Does autogenous healing make the concrete pipe even stronger than original?

Posted in Hydraulics | Email This Post Email This Post |
Print Friendly, PDF & Email

Autogenous healing is common in underground drainage pipes because of the presence of water on either side of the pipes. The non-moving cracks in concrete pipes are sealed by calcium carbonate crystals from carbon dioxide in air and calcium hydroxide in concrete in the process called autogenous healing. The healed cracks are impermeable and behave even stronger than the original.

Autogenous healing can also be adopted to combat corrosion. The presence of water provides the basic conditions for both corrosion and autogenous healing. Corrosion shall take place with rusting of steel. At the same time, calcium carbonate from autogenous healing would be deposited on the cracks and the location of rusting. At last, the two processes compete i.e. disruption by volume expansion of rusting and the isolation of steel surface.

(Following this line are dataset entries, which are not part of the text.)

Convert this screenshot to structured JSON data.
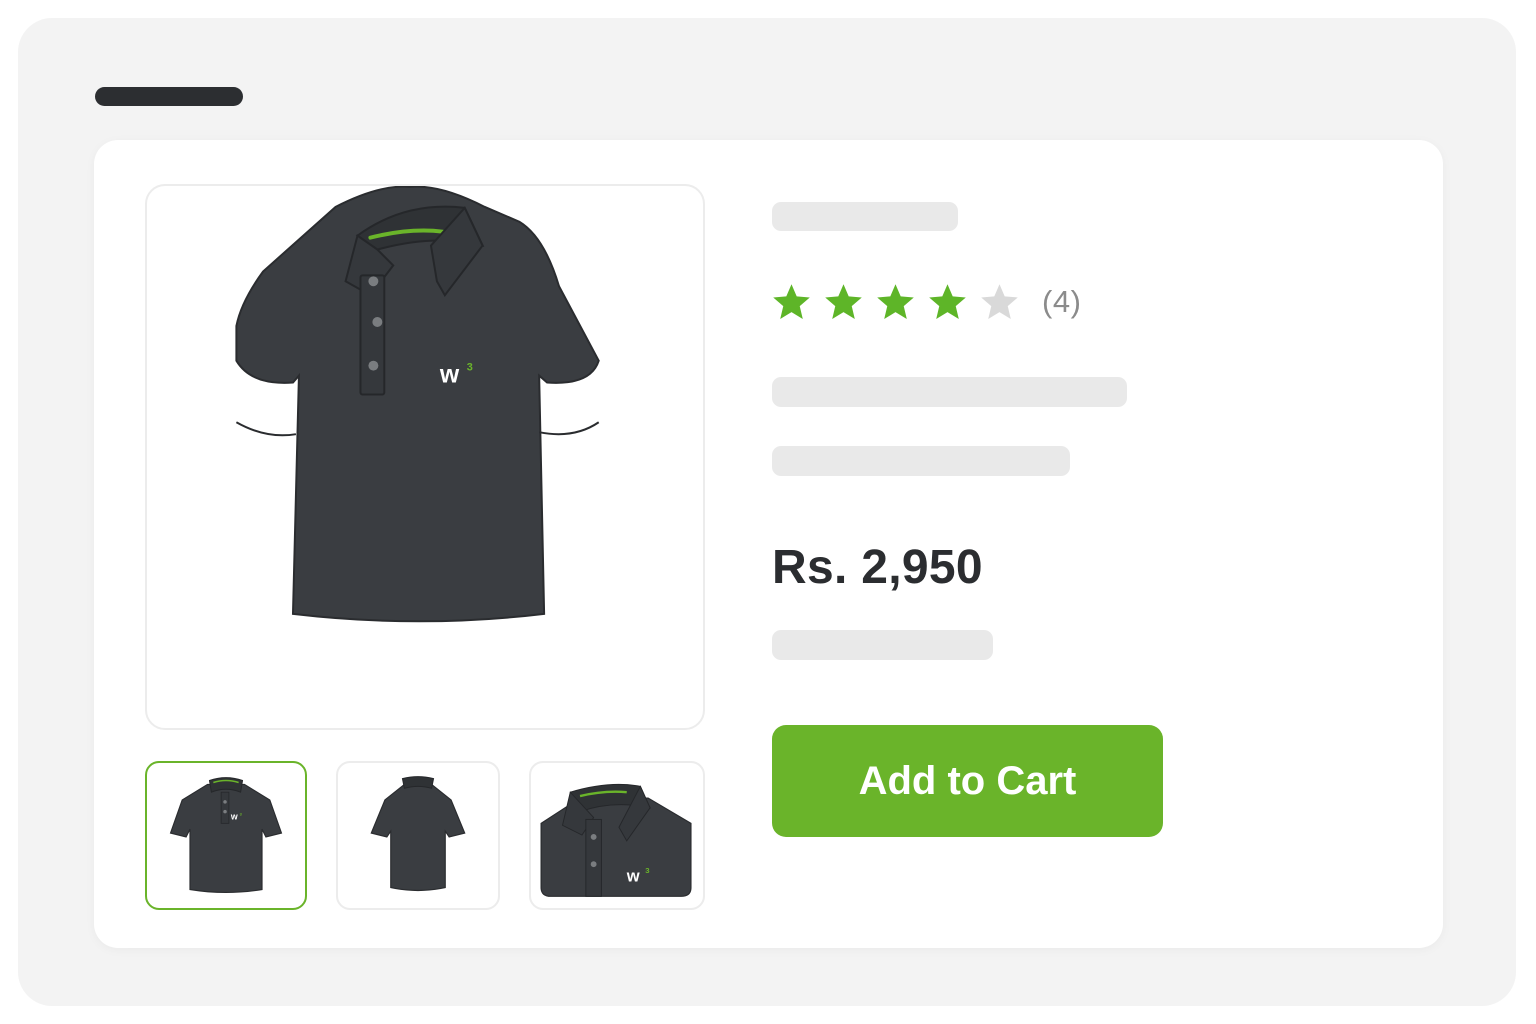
{
  "colors": {
    "accent": "#6ab42a",
    "shirt": "#3a3d41",
    "star_filled": "#5eb528",
    "star_empty": "#d9d9d9"
  },
  "gallery": {
    "main_image": {
      "icon": "polo-shirt-front-image",
      "logo_text": "w",
      "logo_sup": "3"
    },
    "thumbnails": [
      {
        "icon": "polo-shirt-front-thumbnail",
        "selected": true,
        "logo_text": "w",
        "logo_sup": "3"
      },
      {
        "icon": "polo-shirt-back-thumbnail",
        "selected": false
      },
      {
        "icon": "polo-shirt-collar-closeup-thumbnail",
        "selected": false,
        "logo_text": "w",
        "logo_sup": "3"
      }
    ]
  },
  "product": {
    "rating": {
      "value": 4,
      "max": 5,
      "count_label": "(4)"
    },
    "price": "Rs. 2,950",
    "add_to_cart_label": "Add to Cart"
  }
}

This question is taken from book named – A Self Learning Manual – Mastering Different Fields of Civil Engineering Works (VC-Q-A-Method) by Vincent T. H. CHU.

More Entries :